══ DATA PROVIDED ══

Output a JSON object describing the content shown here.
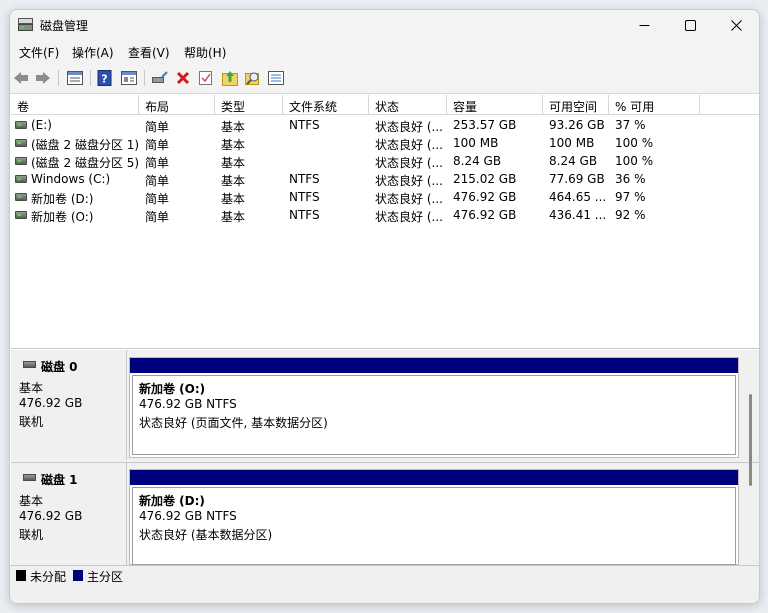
{
  "window": {
    "title": "磁盘管理"
  },
  "menu": [
    "文件(F)",
    "操作(A)",
    "查看(V)",
    "帮助(H)"
  ],
  "toolbar_icons": [
    "back-arrow-icon",
    "forward-arrow-icon",
    "disk-list-icon",
    "help-icon",
    "properties-icon",
    "connect-drive-icon",
    "delete-icon",
    "check-icon",
    "import-icon",
    "search-icon",
    "settings-list-icon"
  ],
  "columns": [
    "卷",
    "布局",
    "类型",
    "文件系统",
    "状态",
    "容量",
    "可用空间",
    "% 可用"
  ],
  "volumes": [
    {
      "name": "(E:)",
      "layout": "简单",
      "type": "基本",
      "fs": "NTFS",
      "status": "状态良好 (...",
      "capacity": "253.57 GB",
      "free": "93.26 GB",
      "pct": "37 %"
    },
    {
      "name": "(磁盘 2 磁盘分区 1)",
      "layout": "简单",
      "type": "基本",
      "fs": "",
      "status": "状态良好 (...",
      "capacity": "100 MB",
      "free": "100 MB",
      "pct": "100 %"
    },
    {
      "name": "(磁盘 2 磁盘分区 5)",
      "layout": "简单",
      "type": "基本",
      "fs": "",
      "status": "状态良好 (...",
      "capacity": "8.24 GB",
      "free": "8.24 GB",
      "pct": "100 %"
    },
    {
      "name": "Windows (C:)",
      "layout": "简单",
      "type": "基本",
      "fs": "NTFS",
      "status": "状态良好 (...",
      "capacity": "215.02 GB",
      "free": "77.69 GB",
      "pct": "36 %"
    },
    {
      "name": "新加卷 (D:)",
      "layout": "简单",
      "type": "基本",
      "fs": "NTFS",
      "status": "状态良好 (...",
      "capacity": "476.92 GB",
      "free": "464.65 ...",
      "pct": "97 %"
    },
    {
      "name": "新加卷 (O:)",
      "layout": "简单",
      "type": "基本",
      "fs": "NTFS",
      "status": "状态良好 (...",
      "capacity": "476.92 GB",
      "free": "436.41 ...",
      "pct": "92 %"
    }
  ],
  "disks": [
    {
      "name": "磁盘 0",
      "kind": "基本",
      "size": "476.92 GB",
      "state": "联机",
      "part_title": "新加卷  (O:)",
      "part_size": "476.92 GB NTFS",
      "part_status": "状态良好 (页面文件, 基本数据分区)"
    },
    {
      "name": "磁盘 1",
      "kind": "基本",
      "size": "476.92 GB",
      "state": "联机",
      "part_title": "新加卷  (D:)",
      "part_size": "476.92 GB NTFS",
      "part_status": "状态良好 (基本数据分区)"
    }
  ],
  "legend": [
    {
      "label": "未分配",
      "color": "#000000"
    },
    {
      "label": "主分区",
      "color": "#00007d"
    }
  ]
}
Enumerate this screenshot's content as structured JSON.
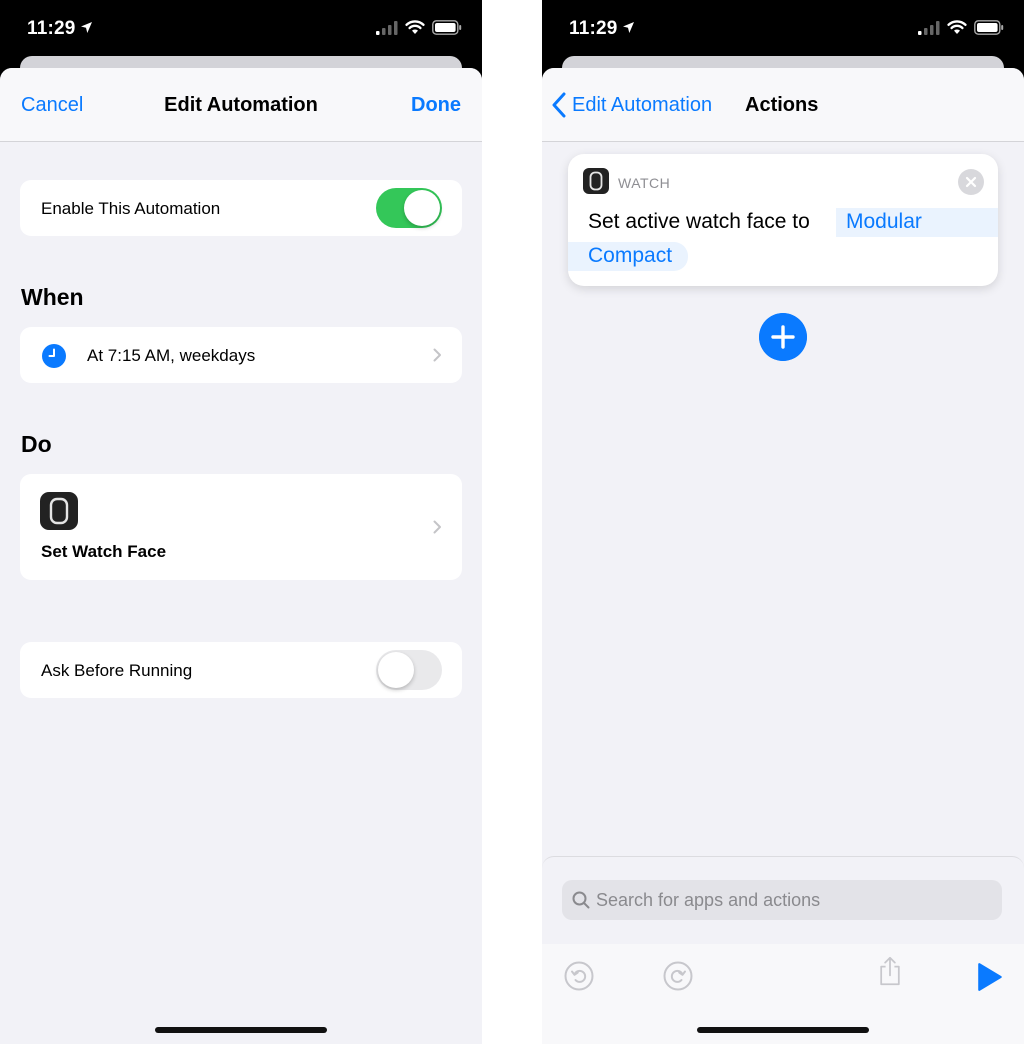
{
  "left_screen": {
    "status": {
      "time": "11:29"
    },
    "nav": {
      "cancel": "Cancel",
      "title": "Edit Automation",
      "done": "Done"
    },
    "enable_row": {
      "label": "Enable This Automation",
      "toggle_on": true
    },
    "when_section": {
      "header": "When",
      "trigger": "At 7:15 AM, weekdays"
    },
    "do_section": {
      "header": "Do",
      "action": "Set Watch Face"
    },
    "ask_row": {
      "label": "Ask Before Running",
      "toggle_on": false
    }
  },
  "right_screen": {
    "status": {
      "time": "11:29"
    },
    "nav": {
      "back_label": "Edit Automation",
      "title": "Actions"
    },
    "action_card": {
      "app_label": "WATCH",
      "text": "Set active watch face to",
      "parameter_part1": "Modular",
      "parameter_part2": "Compact"
    },
    "search": {
      "placeholder": "Search for apps and actions"
    },
    "toolbar_icons": [
      "undo-icon",
      "redo-icon",
      "share-icon",
      "play-icon"
    ]
  },
  "colors": {
    "accent": "#0a7aff",
    "toggle_on": "#34c759",
    "background": "#f2f2f7"
  }
}
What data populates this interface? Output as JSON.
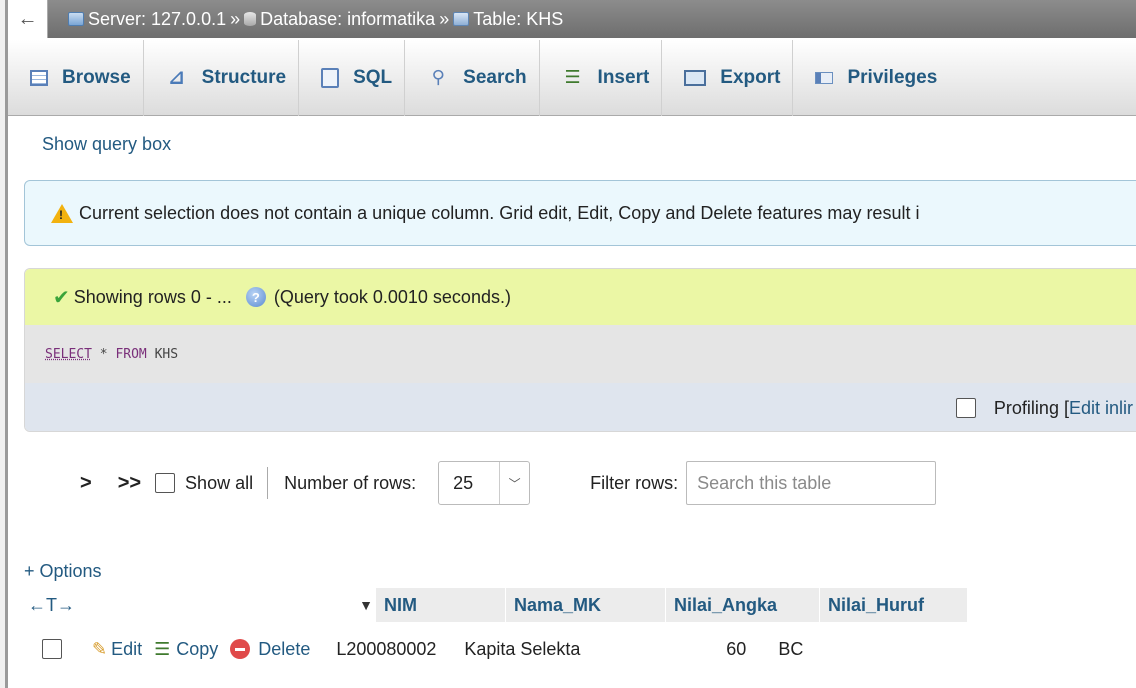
{
  "breadcrumb": {
    "back": "←",
    "server": "Server: 127.0.0.1",
    "database": "Database: informatika",
    "table": "Table: KHS",
    "separator": "»"
  },
  "tabs": [
    {
      "label": "Browse",
      "icon": "browse-icon"
    },
    {
      "label": "Structure",
      "icon": "structure-icon"
    },
    {
      "label": "SQL",
      "icon": "sql-icon"
    },
    {
      "label": "Search",
      "icon": "search-icon"
    },
    {
      "label": "Insert",
      "icon": "insert-icon"
    },
    {
      "label": "Export",
      "icon": "export-icon"
    },
    {
      "label": "Privileges",
      "icon": "privileges-icon"
    }
  ],
  "show_query_box": "Show query box",
  "notice": "Current selection does not contain a unique column. Grid edit, Edit, Copy and Delete features may result i",
  "result": {
    "success_text": "Showing rows 0 - ...",
    "query_time": "(Query took 0.0010 seconds.)",
    "sql_select": "SELECT",
    "sql_rest": " * ",
    "sql_from": "FROM",
    "sql_table": " KHS",
    "profiling_label": "Profiling [",
    "profiling_link": "Edit inlir"
  },
  "navigation": {
    "next": ">",
    "last": ">>",
    "show_all": "Show all",
    "number_of_rows_label": "Number of rows:",
    "number_of_rows_value": "25",
    "filter_label": "Filter rows:",
    "filter_placeholder": "Search this table"
  },
  "options_link": "+ Options",
  "grid": {
    "resize_arrows": "←T→",
    "columns": [
      "NIM",
      "Nama_MK",
      "Nilai_Angka",
      "Nilai_Huruf"
    ],
    "row_actions": {
      "edit": "Edit",
      "copy": "Copy",
      "delete": "Delete"
    },
    "rows": [
      {
        "NIM": "L200080002",
        "Nama_MK": "Kapita Selekta",
        "Nilai_Angka": "60",
        "Nilai_Huruf": "BC"
      }
    ]
  },
  "colors": {
    "link": "#235a81",
    "success_bg": "#ebf7a5",
    "notice_bg": "#ebf8fd"
  }
}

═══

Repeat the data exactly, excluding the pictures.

Output a JSON object describing the content shown here.
{
  "window": {
    "title": "磁盘管理"
  },
  "menu": [
    "文件(F)",
    "操作(A)",
    "查看(V)",
    "帮助(H)"
  ],
  "toolbar_icons": [
    "back-arrow-icon",
    "forward-arrow-icon",
    "disk-list-icon",
    "help-icon",
    "properties-icon",
    "connect-drive-icon",
    "delete-icon",
    "check-icon",
    "import-icon",
    "search-icon",
    "settings-list-icon"
  ],
  "columns": [
    "卷",
    "布局",
    "类型",
    "文件系统",
    "状态",
    "容量",
    "可用空间",
    "% 可用"
  ],
  "volumes": [
    {
      "name": "(E:)",
      "layout": "简单",
      "type": "基本",
      "fs": "NTFS",
      "status": "状态良好 (...",
      "capacity": "253.57 GB",
      "free": "93.26 GB",
      "pct": "37 %"
    },
    {
      "name": "(磁盘 2 磁盘分区 1)",
      "layout": "简单",
      "type": "基本",
      "fs": "",
      "status": "状态良好 (...",
      "capacity": "100 MB",
      "free": "100 MB",
      "pct": "100 %"
    },
    {
      "name": "(磁盘 2 磁盘分区 5)",
      "layout": "简单",
      "type": "基本",
      "fs": "",
      "status": "状态良好 (...",
      "capacity": "8.24 GB",
      "free": "8.24 GB",
      "pct": "100 %"
    },
    {
      "name": "Windows (C:)",
      "layout": "简单",
      "type": "基本",
      "fs": "NTFS",
      "status": "状态良好 (...",
      "capacity": "215.02 GB",
      "free": "77.69 GB",
      "pct": "36 %"
    },
    {
      "name": "新加卷 (D:)",
      "layout": "简单",
      "type": "基本",
      "fs": "NTFS",
      "status": "状态良好 (...",
      "capacity": "476.92 GB",
      "free": "464.65 ...",
      "pct": "97 %"
    },
    {
      "name": "新加卷 (O:)",
      "layout": "简单",
      "type": "基本",
      "fs": "NTFS",
      "status": "状态良好 (...",
      "capacity": "476.92 GB",
      "free": "436.41 ...",
      "pct": "92 %"
    }
  ],
  "disks": [
    {
      "name": "磁盘 0",
      "kind": "基本",
      "size": "476.92 GB",
      "state": "联机",
      "part_title": "新加卷  (O:)",
      "part_size": "476.92 GB NTFS",
      "part_status": "状态良好 (页面文件, 基本数据分区)"
    },
    {
      "name": "磁盘 1",
      "kind": "基本",
      "size": "476.92 GB",
      "state": "联机",
      "part_title": "新加卷  (D:)",
      "part_size": "476.92 GB NTFS",
      "part_status": "状态良好 (基本数据分区)"
    }
  ],
  "legend": [
    {
      "label": "未分配",
      "color": "#000000"
    },
    {
      "label": "主分区",
      "color": "#00007d"
    }
  ]
}
Enumerate this screenshot's content as structured JSON.
{
  "left_screen": {
    "status": {
      "time": "11:29"
    },
    "nav": {
      "cancel": "Cancel",
      "title": "Edit Automation",
      "done": "Done"
    },
    "enable_row": {
      "label": "Enable This Automation",
      "toggle_on": true
    },
    "when_section": {
      "header": "When",
      "trigger": "At 7:15 AM, weekdays"
    },
    "do_section": {
      "header": "Do",
      "action": "Set Watch Face"
    },
    "ask_row": {
      "label": "Ask Before Running",
      "toggle_on": false
    }
  },
  "right_screen": {
    "status": {
      "time": "11:29"
    },
    "nav": {
      "back_label": "Edit Automation",
      "title": "Actions"
    },
    "action_card": {
      "app_label": "WATCH",
      "text": "Set active watch face to",
      "parameter_part1": "Modular",
      "parameter_part2": "Compact"
    },
    "search": {
      "placeholder": "Search for apps and actions"
    },
    "toolbar_icons": [
      "undo-icon",
      "redo-icon",
      "share-icon",
      "play-icon"
    ]
  },
  "colors": {
    "accent": "#0a7aff",
    "toggle_on": "#34c759",
    "background": "#f2f2f7"
  }
}
What data populates this interface? Output as JSON.
{
  "breadcrumb": {
    "back": "←",
    "server": "Server: 127.0.0.1",
    "database": "Database: informatika",
    "table": "Table: KHS",
    "separator": "»"
  },
  "tabs": [
    {
      "label": "Browse",
      "icon": "browse-icon"
    },
    {
      "label": "Structure",
      "icon": "structure-icon"
    },
    {
      "label": "SQL",
      "icon": "sql-icon"
    },
    {
      "label": "Search",
      "icon": "search-icon"
    },
    {
      "label": "Insert",
      "icon": "insert-icon"
    },
    {
      "label": "Export",
      "icon": "export-icon"
    },
    {
      "label": "Privileges",
      "icon": "privileges-icon"
    }
  ],
  "show_query_box": "Show query box",
  "notice": "Current selection does not contain a unique column. Grid edit, Edit, Copy and Delete features may result i",
  "result": {
    "success_text": "Showing rows 0 - ...",
    "query_time": "(Query took 0.0010 seconds.)",
    "sql_select": "SELECT",
    "sql_rest": " * ",
    "sql_from": "FROM",
    "sql_table": " KHS",
    "profiling_label": "Profiling [",
    "profiling_link": "Edit inlir"
  },
  "navigation": {
    "next": ">",
    "last": ">>",
    "show_all": "Show all",
    "number_of_rows_label": "Number of rows:",
    "number_of_rows_value": "25",
    "filter_label": "Filter rows:",
    "filter_placeholder": "Search this table"
  },
  "options_link": "+ Options",
  "grid": {
    "resize_arrows": "←T→",
    "columns": [
      "NIM",
      "Nama_MK",
      "Nilai_Angka",
      "Nilai_Huruf"
    ],
    "row_actions": {
      "edit": "Edit",
      "copy": "Copy",
      "delete": "Delete"
    },
    "rows": [
      {
        "NIM": "L200080002",
        "Nama_MK": "Kapita Selekta",
        "Nilai_Angka": "60",
        "Nilai_Huruf": "BC"
      }
    ]
  },
  "colors": {
    "link": "#235a81",
    "success_bg": "#ebf7a5",
    "notice_bg": "#ebf8fd"
  }
}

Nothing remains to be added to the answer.